After I move, I will have times when I am overwhelmed with Dutch. It’s normal, and I have to learn what to do during those times. I can feel overwhelmed when I am tired, sick, or anything. That’s why I am going to do a Dutch Immersion Day once a month (at least to start). I am still at a basic level, but we’ll see what happens.

Dutch vs German vs English:

Here are two things people ask me. 1. Does it help to know some German before learning Dutch? and 2. How socially acceptable is it to speak English? Here’s what I have found from my research and experience.

I took a German class for a term in school and picked up a bit by osmosis because I lived in an EU country for over a decade. It does help a bit to know some German, but there are significant differences in pronunciation. Fortunately, pronunciation is a strength for me. Every language teacher I have ever had has told me I have perfect pronunciation and the penny drops when I tell them I was a bilingual child. However, I am careful to NOT slip into German pronunciation. The standard advice I have got is this. If I forget a Dutch word or Dutch pronunciation, say it in English! It’s more socially acceptable to say it in English than in German.

There is still significant tension between the Dutch and the Germans after the two world wars. I want to respect that as I am learning Dutch. If my Mum or I catch each other with German pronunciation, we correct it! I’m pretty sure I will pick up German by osmosis again, but I might also pick up Flemish. In any case, I am considering learning German once I have moved to the Netherlands and I have a good grasp of the language. We might be living near the German or Belgian border because it’s cheaper. So, I will get what I will get!

Have you learned Dutch, or moved to another country where you had to learn a new language? Let’s discuss this in the comments!
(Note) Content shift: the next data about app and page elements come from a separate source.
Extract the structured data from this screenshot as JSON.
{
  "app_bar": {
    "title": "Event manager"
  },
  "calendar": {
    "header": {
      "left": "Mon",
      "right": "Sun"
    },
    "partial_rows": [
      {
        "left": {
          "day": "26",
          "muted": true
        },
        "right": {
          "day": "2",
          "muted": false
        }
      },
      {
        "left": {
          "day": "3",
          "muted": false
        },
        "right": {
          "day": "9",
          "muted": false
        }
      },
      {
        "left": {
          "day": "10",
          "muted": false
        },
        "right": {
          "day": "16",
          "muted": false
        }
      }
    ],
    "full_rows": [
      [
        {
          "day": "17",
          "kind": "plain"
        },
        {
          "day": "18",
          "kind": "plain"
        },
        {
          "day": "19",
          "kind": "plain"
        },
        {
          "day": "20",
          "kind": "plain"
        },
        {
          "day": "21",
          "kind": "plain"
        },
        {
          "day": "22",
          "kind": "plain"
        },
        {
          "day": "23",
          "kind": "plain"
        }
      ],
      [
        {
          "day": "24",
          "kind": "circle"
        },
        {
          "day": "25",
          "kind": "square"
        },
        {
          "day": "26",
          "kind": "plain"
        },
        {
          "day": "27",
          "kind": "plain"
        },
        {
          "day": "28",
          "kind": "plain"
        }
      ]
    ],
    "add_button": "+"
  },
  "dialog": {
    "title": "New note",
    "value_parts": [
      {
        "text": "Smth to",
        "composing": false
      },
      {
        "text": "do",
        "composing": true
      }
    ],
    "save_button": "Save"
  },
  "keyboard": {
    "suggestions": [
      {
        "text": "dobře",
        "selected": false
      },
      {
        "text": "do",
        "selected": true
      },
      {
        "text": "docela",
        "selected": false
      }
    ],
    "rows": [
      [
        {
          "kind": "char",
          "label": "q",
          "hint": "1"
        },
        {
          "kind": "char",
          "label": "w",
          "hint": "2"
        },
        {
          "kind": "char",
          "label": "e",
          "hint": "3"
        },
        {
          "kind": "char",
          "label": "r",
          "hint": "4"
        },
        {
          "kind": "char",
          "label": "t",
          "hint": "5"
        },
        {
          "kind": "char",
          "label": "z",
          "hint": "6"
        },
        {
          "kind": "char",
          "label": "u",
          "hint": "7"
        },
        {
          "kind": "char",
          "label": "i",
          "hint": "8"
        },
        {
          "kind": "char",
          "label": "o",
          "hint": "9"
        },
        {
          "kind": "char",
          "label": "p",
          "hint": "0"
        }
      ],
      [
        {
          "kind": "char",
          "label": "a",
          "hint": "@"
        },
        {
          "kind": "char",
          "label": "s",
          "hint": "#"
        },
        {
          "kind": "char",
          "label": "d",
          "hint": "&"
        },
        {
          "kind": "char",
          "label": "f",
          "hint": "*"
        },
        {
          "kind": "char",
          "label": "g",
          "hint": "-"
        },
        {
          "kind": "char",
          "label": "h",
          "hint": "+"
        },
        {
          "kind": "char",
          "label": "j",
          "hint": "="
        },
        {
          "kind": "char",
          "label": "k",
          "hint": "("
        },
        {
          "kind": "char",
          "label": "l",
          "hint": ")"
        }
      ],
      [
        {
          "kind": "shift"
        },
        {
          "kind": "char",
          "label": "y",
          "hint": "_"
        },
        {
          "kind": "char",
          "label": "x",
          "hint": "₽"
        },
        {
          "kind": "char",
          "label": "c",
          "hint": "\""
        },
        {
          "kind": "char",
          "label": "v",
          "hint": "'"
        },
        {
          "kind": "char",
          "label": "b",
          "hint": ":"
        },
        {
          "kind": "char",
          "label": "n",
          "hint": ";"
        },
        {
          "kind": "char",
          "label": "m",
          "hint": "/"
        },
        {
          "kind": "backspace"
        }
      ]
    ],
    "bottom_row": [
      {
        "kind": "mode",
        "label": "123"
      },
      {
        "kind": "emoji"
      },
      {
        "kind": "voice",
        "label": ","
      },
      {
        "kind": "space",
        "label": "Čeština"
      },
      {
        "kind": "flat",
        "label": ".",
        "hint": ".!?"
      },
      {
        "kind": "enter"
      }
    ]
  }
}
If you want to see how I am progressing on Dutch and moving to the Netherlands, feel free to go to my page Netherlands for my posts on that (it’s new at the moment lol).